Let’s consider making churches more easily reproducible.
There are three costs involved in church planting. Each of which can be overcome by starting “simple churches” or “house churches” as some call them.
The Education Factor
The first cost is the expense associated with a seminary or even a Bible college education. Tuition costs are one thing but the time away from other options generates heavy human costs and a high threshold to ministry.
As a Bible college graduate I spent the years I might have spent learning to make money going to a school that didn’t teach much about that. It worked out fine for me, but most of my classmates dropped out of pastoral ministry within a couple of years. They were crippled by the lack of a skillset capable of adequate care for their families. In effect they gave some of the best years of their lives, and a whole lot of money, just so I could glean an education and do whatever I’ve done in ministry. You might call the entire process a “tax.”
Another cost associated with seminaries and Bible colleges is removal of a potential leader from their home church.
For a while, we ran an in-house ministries institute because our seminary students lost touch with our church, even though the school was within driving distance of their homes and church. To our dismay, we soon discovered we caused the same effect. The homework load we put on them, plus their jobs, removed them from active ministry, where they would have gained hands-on experience. We eventually dropped the ministries institute for a more aggressive approach to training through disciplemaking. This problem was especially apparent with our 30-something pastoral candidates. They had full-time jobs, and families, plus schooling which left ministry sidelined.

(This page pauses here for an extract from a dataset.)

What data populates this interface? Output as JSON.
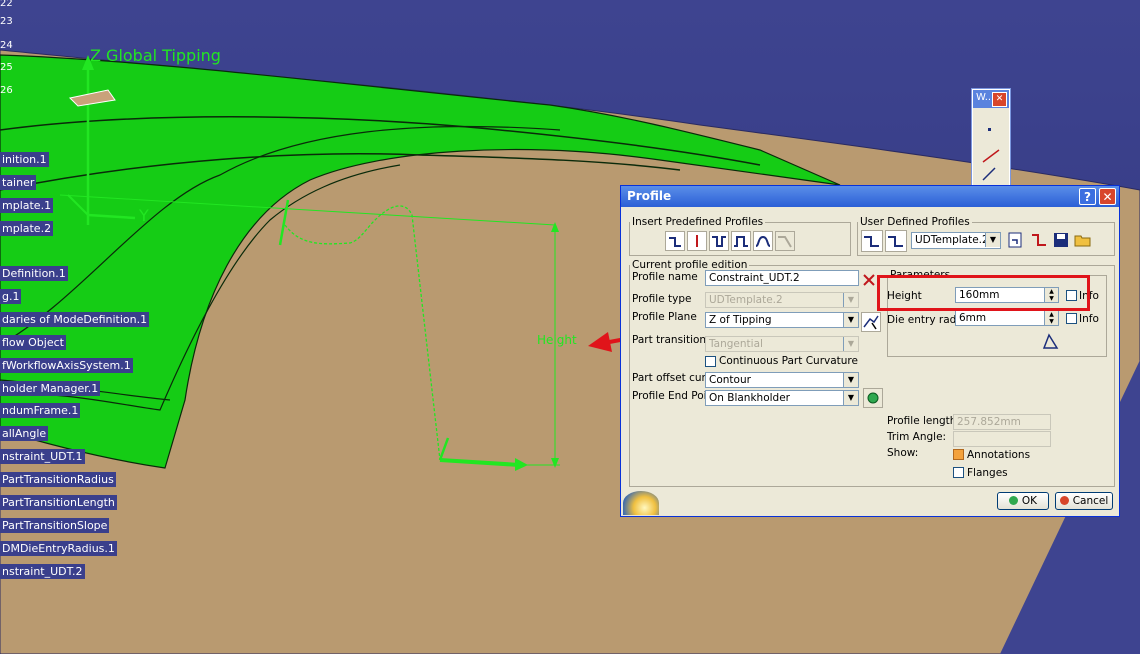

Buildings Can Be A Problem
A second obstacle is that of a building. Unless you plant a church where the suburbs meet the countryside, obtaining enough land for a mega-church is a near impossibility. We have seen churches get land in distressed neighborhoods just as nearby properties were gentrifying but that is a rarity. Wherever you go, land is increasingly expensive and zoning laws tend to tilt against church planting.
In Hawaii, we planted churches, quite handily, in public schools for three decades. But a recent lawsuit raised the rents on the schools and left school principals fearful of renting to churches. A door is closing! We need somewhere else to plant churches.

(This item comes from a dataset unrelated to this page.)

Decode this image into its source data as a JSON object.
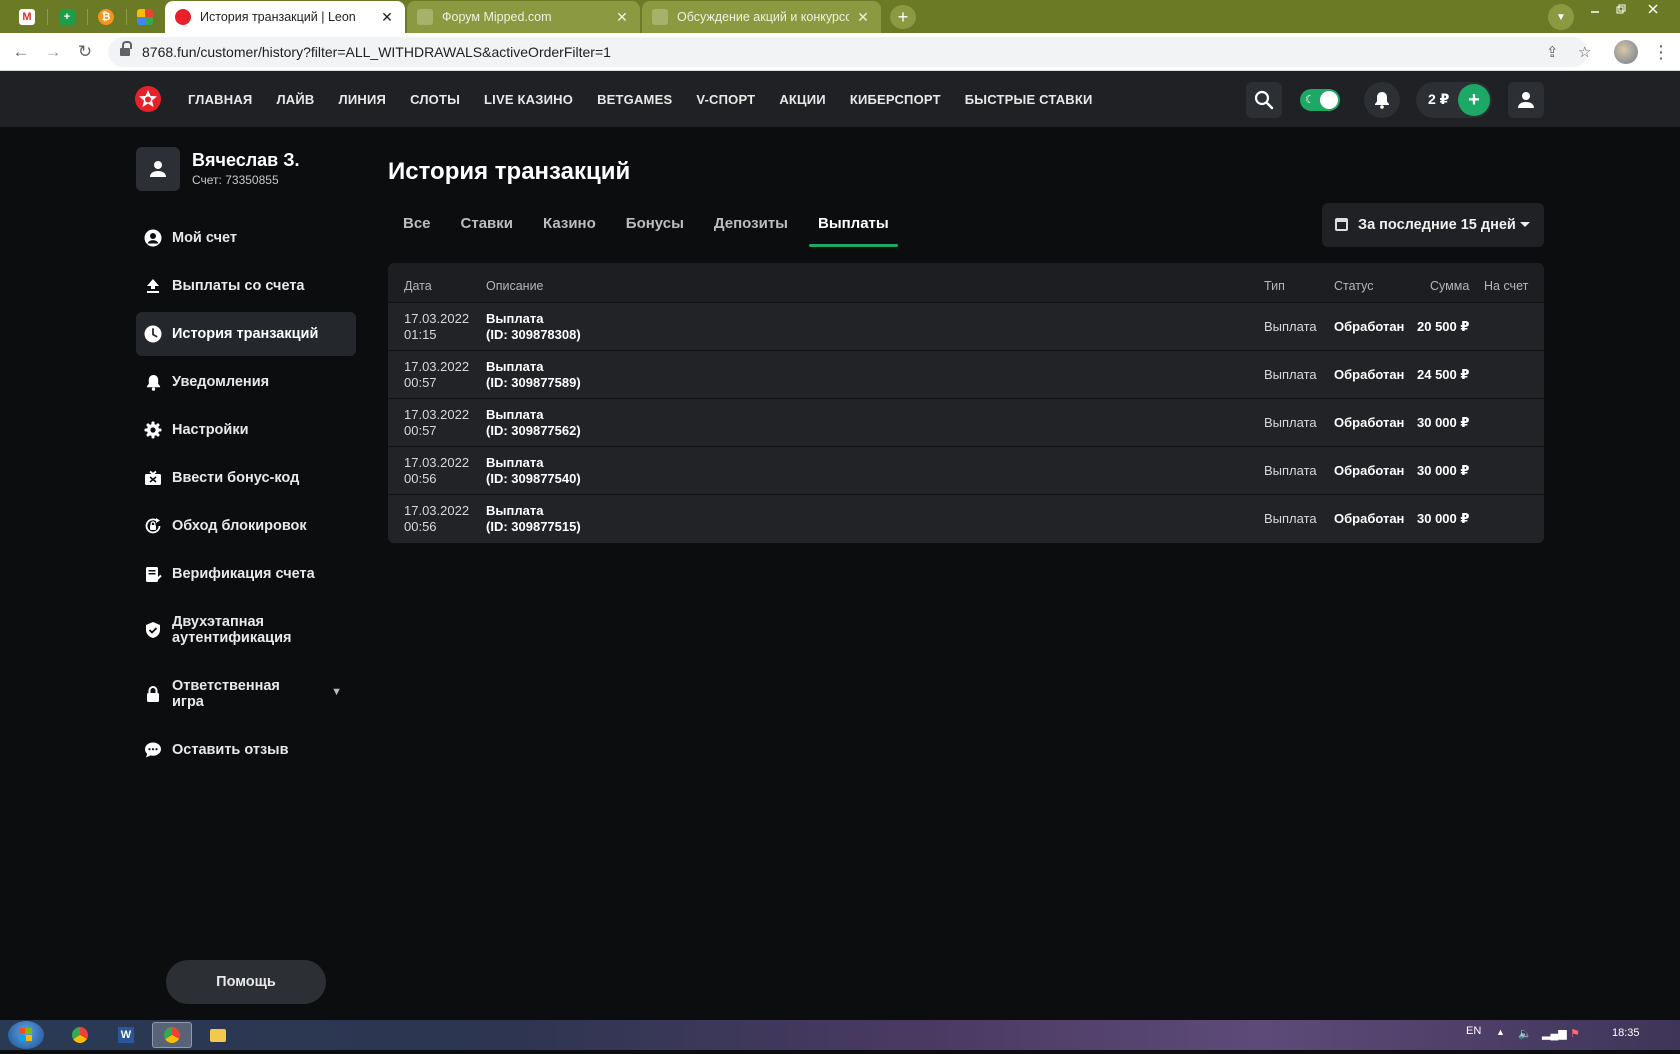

The third cost is that of a full-time pastor. It now requires a congregation numbering around 160 people to provide for a full-time pastor. Decades ago, when I planted a church in Southern California, 100 people would generally support a full-time pastor.
The real tragedy is that most pastors are underpaid. A bivocational pastor can live a far better life than many of his peers. Considering that half the churches in America number under a 100 people. Money continues to cause people (boards as well as pastors) to lose sleep. Hugh Halter and others have demonstrated that we can overcome this problem by planting with freelance/bivocational pastors.
A Possible Solution
Simple churches, or house churches, or whatever you call them address these three costs. Leadership development happens through disciplemaking in a parent church. Buildings are always available. And, members share the pastoral load rendering a salary a smaller issue.
I’m not a house-church guy but I can see writing on the wall. It that tells me that simple churches need to play a larger role in our future.
What do you think? I’d love to see your comments, below…